There is a general sense of urgency among experts regarding the situation in Afghanistan. The period of transition that is currently underway is seen as a last opportunity to create the necessary conditions for transforming international support in a way that reinforces a viable democratic state. The key lies in transforming what is basically a foreign military operation into a peacebuilding operation led by the Afghan government and the UN backed by international support, including military support if necessary, but always subordinate to civilian authorities. Thus, as ISAF scales down, the EU and the US must work closely and intensively together, starting with supporting a strengthening of the UN Assistance Mission in Afghanistan (UNAMA), along the following lines.

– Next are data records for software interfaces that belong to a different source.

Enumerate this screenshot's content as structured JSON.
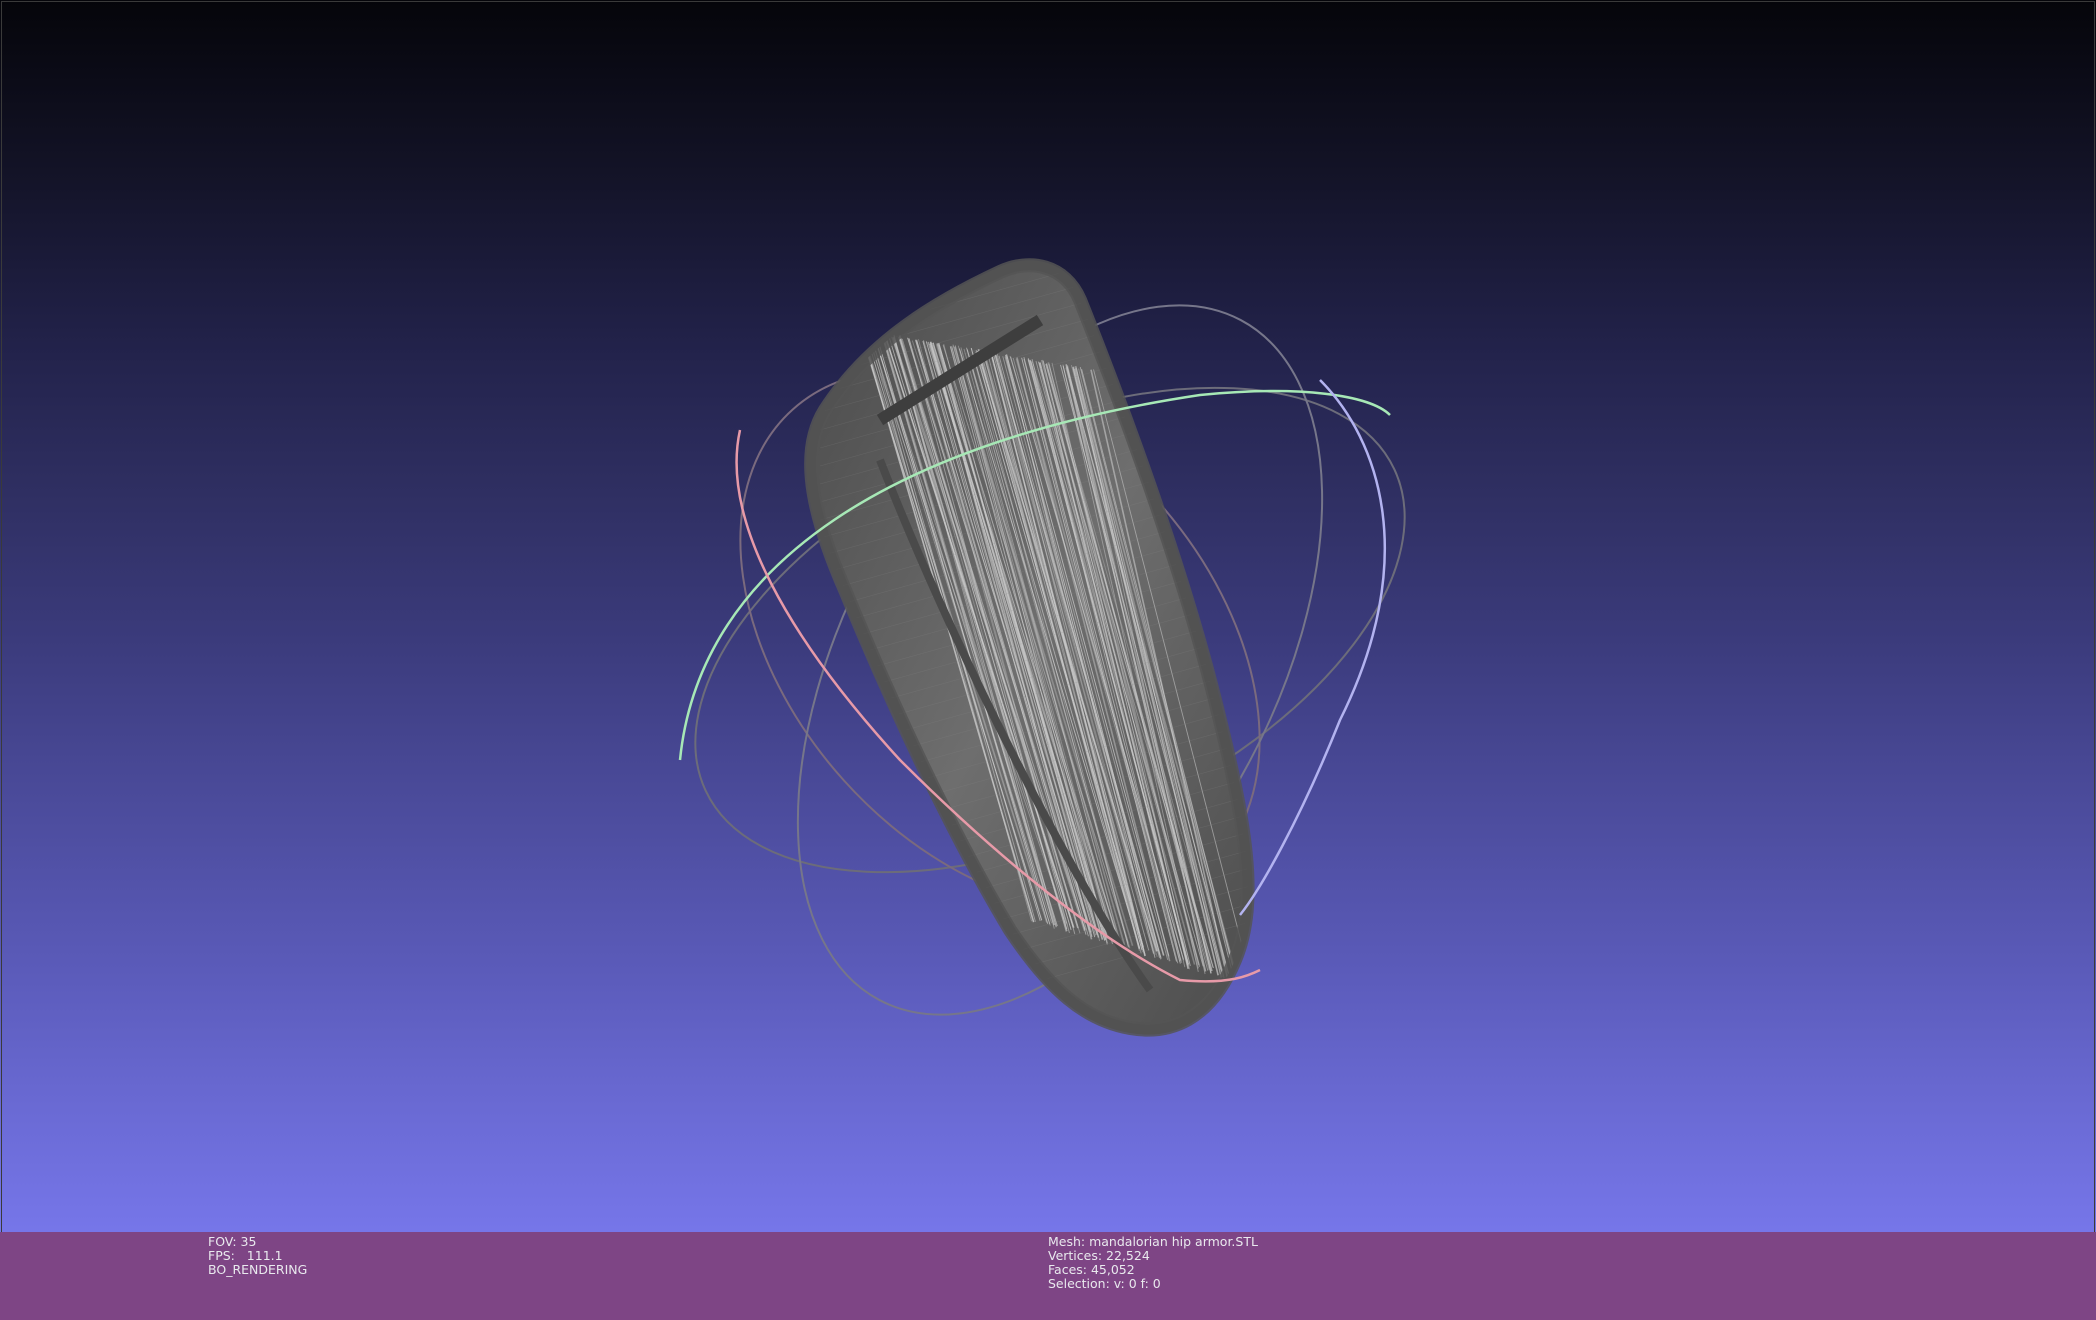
{
  "viewport": {
    "background_top": "#05050a",
    "background_bottom": "#7676e9",
    "mesh_color": "#5a5a5a",
    "mesh_highlight": "#c8c8c8",
    "trackball": {
      "x_ring_color": "#e88a9a",
      "y_ring_color": "#9fe6b0",
      "z_ring_color": "#a8a8ee",
      "ring_shadow_color": "#6a6a6a"
    }
  },
  "status_bar": {
    "background": "#7e4585",
    "left": {
      "fov": "FOV: 35",
      "fps": "FPS:   111.1",
      "render_mode": "BO_RENDERING"
    },
    "right": {
      "mesh": "Mesh: mandalorian hip armor.STL",
      "vertices": "Vertices: 22,524",
      "faces": "Faces: 45,052",
      "selection": "Selection: v: 0 f: 0"
    }
  }
}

The priority given by ISAF to doubling the size of the Afghan National Security Forces (ANSF) is misguided and may even jeopardise future democratic progress in Afghanistan, since it represents an extra burden on the country in a likely context of a reduction of international resources.
Not only have quality of training and equipment so far been disregarded, but so also has the fundamental concept of civilian police. The international community still needs to confront the issue of a civilian component for the ANSF in its training and long-term practice, as well as the issue of accountability. Military capacity emerging in a vacuum can even threaten democracy. The Afghan state must be able to control its security forces, which in turn requires that national institutions are legitimate, and perceived as such by the population. While the bulk of international assistance to Afghanistan has been allocated to traditional security schemes, only a marginal amount of effort has been directed to strengthening local governance and institutions.